If our country really does want to be just, fair, and compassionate there is no other real response. If we really do believe in “liberty and justice for all,” here is our chance to show it.
It is the right thing to do. It is the Christian thing to do.
And I encourage other Christians–regardless of their political persuasion–to stand with the dreamers and demand an appropriate, just, and compassionate response from our leaders.
Earth Day (April 22) isn’t normally considered a Christian holiday.
I think it should be.
The Bible starts off with “In the beginning, God created the heavens and the earth.”
Unfortunately, the Christian world has spent way too much time and energy arguing the specifics of that creation, and too little time caring for it.
Did God create everything in a literal seven days? Or was each day symbolic of a much greater time period? Is the Earth a few thousand years old? Or did the universe come into being several billion years ago. Were Adam and Eve literal human beings made out of the dust of the Earth? Or did God guide evolution to create human beings?
I’m not going to answer those questions in this blog. My point is that we spend so much time arguing the specifics, that we ignore the meaning of that first verse and the implications of it.
The meaning is obvious: God created our entire Universe and it is beautiful. It is His handiwork. From the far-flung galaxies to the desert mountains just beyond our valley, God is the Creator, the designer, and the one that brought it all into existence. And it is incredible.
The implication of that truth should also be obvious. If God created the Earth and put us here, we should take care of it. We should work hard to keep the air, land, and water clean. We should set aside natural areas for future generations to see and enjoy. We should protect the animals, the fish, and the plants that God made. We should clean up our trash and remove the pollutants we’ve put in the air, in the ocean, and on the land. We should reduce our waste. We should slow down our use of natural resources so that future generations (meaning our grandchildren and their grandchildren) should still have plenty. We should support government and community solutions to clean up rivers and oceans, to reduce carbon in the atmosphere, to reduce waste, to recycle whatever we can, and to promote sustainable solutions for energy and the environment. We should minimize our footprint so that the handiwork of God can be more clearly seen.

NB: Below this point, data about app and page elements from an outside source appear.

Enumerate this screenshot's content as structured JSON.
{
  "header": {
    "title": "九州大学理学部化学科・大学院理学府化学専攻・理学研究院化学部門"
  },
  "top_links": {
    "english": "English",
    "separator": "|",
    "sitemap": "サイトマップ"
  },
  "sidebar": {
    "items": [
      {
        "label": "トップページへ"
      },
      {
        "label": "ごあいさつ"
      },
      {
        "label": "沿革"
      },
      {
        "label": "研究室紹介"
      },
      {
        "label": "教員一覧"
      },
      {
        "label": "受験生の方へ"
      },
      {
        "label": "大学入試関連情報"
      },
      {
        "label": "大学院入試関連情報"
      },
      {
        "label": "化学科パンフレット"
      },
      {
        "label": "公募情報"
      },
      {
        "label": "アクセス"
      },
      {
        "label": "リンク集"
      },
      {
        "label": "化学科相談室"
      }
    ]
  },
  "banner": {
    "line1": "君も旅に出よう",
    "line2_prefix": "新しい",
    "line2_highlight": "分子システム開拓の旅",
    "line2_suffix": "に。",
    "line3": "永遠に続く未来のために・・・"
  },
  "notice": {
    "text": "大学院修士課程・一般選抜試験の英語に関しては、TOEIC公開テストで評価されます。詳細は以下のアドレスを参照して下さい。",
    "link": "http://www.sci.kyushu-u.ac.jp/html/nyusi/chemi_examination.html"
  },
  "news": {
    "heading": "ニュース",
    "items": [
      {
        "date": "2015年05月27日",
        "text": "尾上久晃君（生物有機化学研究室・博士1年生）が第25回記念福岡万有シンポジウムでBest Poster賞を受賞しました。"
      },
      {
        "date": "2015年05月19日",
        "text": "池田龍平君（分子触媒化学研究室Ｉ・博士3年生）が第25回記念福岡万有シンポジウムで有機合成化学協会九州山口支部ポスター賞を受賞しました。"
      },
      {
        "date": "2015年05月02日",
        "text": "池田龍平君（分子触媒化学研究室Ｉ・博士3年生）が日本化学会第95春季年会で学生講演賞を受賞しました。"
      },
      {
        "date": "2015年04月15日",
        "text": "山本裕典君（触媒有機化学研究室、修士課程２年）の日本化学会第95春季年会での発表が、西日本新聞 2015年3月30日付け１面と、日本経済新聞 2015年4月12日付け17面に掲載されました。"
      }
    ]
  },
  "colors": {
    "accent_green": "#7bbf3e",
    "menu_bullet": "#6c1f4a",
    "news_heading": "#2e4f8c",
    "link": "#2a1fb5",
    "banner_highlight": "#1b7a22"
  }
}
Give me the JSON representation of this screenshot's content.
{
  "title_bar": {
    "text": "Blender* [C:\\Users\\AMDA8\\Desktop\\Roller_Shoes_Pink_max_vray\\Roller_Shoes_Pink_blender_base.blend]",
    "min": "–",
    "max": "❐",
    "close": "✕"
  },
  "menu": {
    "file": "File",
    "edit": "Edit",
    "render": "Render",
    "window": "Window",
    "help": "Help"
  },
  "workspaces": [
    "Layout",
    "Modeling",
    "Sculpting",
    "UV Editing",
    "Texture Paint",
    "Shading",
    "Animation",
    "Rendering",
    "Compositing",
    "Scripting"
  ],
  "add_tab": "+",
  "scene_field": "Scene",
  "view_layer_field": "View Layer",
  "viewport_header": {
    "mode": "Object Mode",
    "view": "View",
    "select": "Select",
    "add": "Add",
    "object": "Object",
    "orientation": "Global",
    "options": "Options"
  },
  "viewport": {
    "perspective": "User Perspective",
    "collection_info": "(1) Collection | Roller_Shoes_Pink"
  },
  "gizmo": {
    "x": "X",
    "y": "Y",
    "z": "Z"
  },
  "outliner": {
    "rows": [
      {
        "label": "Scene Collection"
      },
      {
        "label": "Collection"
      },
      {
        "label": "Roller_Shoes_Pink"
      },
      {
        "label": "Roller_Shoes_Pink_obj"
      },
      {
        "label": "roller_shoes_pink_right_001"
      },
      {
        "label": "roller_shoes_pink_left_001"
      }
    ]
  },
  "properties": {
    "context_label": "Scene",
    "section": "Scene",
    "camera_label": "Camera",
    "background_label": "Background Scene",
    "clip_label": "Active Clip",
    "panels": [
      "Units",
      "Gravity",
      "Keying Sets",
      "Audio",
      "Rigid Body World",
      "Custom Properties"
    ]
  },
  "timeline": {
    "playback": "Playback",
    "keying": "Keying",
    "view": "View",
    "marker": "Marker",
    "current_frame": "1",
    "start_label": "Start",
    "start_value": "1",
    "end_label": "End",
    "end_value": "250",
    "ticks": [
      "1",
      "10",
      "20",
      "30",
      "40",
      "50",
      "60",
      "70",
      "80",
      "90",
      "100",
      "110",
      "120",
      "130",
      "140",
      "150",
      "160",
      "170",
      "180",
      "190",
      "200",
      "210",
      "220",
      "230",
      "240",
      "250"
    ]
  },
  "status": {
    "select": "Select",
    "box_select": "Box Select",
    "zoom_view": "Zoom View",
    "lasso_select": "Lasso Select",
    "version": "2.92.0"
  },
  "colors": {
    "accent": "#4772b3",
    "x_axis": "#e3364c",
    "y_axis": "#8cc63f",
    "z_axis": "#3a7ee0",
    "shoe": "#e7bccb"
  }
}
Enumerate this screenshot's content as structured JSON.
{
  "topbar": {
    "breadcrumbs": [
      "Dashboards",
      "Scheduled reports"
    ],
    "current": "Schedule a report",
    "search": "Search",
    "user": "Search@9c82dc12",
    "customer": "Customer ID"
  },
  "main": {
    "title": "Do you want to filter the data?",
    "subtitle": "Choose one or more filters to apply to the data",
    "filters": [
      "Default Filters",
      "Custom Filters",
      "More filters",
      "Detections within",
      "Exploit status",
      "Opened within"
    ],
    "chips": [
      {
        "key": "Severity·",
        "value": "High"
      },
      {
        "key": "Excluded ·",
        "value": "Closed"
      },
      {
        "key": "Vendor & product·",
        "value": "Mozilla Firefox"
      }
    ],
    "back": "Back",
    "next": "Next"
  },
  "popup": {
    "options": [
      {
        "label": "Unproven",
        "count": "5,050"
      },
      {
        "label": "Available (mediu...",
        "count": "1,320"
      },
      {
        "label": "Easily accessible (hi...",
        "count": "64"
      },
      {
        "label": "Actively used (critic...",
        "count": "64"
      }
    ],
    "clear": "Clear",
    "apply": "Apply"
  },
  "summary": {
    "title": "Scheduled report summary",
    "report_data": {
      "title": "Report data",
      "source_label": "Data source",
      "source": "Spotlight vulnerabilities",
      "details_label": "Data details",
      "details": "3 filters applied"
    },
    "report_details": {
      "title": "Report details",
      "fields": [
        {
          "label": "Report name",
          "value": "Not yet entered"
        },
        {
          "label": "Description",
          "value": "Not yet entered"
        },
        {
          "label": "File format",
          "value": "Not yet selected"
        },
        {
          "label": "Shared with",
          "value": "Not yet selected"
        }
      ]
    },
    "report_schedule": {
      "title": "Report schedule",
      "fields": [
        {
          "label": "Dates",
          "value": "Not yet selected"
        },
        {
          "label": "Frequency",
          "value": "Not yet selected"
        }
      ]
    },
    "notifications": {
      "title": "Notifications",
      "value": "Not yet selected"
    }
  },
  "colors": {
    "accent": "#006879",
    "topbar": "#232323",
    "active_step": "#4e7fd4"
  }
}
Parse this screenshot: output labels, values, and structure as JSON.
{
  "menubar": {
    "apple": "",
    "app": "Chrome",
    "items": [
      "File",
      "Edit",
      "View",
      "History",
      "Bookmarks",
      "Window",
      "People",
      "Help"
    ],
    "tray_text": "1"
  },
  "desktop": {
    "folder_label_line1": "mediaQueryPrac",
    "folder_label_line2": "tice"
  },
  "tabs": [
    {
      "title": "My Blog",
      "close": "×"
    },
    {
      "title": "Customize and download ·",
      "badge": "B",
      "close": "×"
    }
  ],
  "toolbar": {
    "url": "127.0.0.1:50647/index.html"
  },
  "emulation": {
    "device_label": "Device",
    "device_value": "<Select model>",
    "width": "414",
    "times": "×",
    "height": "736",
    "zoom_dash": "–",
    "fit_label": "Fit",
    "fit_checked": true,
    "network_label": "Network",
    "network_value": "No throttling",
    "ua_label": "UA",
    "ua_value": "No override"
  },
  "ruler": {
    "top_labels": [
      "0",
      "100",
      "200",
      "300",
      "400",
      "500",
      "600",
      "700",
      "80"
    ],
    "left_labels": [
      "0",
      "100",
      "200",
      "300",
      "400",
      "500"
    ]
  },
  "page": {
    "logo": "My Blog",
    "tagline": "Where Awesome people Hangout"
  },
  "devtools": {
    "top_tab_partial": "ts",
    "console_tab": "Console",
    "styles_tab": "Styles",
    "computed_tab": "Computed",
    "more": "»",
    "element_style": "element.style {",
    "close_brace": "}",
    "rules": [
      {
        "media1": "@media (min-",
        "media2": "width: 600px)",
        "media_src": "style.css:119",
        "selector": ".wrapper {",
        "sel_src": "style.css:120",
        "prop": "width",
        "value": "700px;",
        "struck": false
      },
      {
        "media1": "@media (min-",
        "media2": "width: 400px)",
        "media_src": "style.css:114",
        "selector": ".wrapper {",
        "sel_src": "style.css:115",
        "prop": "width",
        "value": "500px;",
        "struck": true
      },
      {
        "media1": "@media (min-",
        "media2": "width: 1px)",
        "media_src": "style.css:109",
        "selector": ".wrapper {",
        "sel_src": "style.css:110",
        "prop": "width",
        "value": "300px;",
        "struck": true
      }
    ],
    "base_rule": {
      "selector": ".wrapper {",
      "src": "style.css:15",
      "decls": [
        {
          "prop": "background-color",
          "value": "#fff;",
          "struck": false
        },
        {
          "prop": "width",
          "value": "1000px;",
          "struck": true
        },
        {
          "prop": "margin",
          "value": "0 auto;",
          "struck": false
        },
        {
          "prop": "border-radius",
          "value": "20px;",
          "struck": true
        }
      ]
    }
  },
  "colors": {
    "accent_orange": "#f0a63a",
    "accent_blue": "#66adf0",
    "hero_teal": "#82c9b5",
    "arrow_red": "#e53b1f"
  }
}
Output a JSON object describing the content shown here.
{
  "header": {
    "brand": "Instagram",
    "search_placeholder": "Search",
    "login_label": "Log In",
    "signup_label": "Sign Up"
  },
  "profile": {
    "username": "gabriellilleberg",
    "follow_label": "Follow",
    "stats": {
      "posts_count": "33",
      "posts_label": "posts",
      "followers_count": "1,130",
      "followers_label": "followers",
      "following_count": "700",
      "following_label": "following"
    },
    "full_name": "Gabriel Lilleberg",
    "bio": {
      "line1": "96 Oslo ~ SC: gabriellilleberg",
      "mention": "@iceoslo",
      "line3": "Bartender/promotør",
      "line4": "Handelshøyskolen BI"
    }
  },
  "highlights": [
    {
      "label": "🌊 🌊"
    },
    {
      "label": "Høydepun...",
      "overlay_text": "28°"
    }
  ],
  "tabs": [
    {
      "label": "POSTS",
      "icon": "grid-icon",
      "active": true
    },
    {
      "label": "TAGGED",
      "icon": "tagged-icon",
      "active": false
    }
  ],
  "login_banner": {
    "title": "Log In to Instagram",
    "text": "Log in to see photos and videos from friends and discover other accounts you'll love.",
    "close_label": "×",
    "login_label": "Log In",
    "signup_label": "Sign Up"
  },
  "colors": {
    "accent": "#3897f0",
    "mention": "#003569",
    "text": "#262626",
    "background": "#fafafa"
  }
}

Maybe we should stop arguing whether-or-not mankind is having a negative impact on the Earth and the weather. It has become obvious to any one that wants to take a hard look at the Earth that we have too much garbage in the ocean, too many pollutants in the soil, too much carbon and soot in the atmosphere, and too many chemicals in our air.
Why argue about how much of an impact it is having?
If it’s polluted, let’s purify it. It it’s dirty, let’s clean it up. If we made a mess, let’s restore it as best as we can to the way it was.
Does that sound like an environmentalist?
Because I am an environmentalist.
Not in the sense that I worship the Creation. I don’t. I worship the Creator. And since it is HIS creation, I feel a strong sense of stewardship for the Earth and everything in it that God has created.
I am an environmentalist. A Biblical Environmentalist. Because God created our environment.
Happy Earth Day!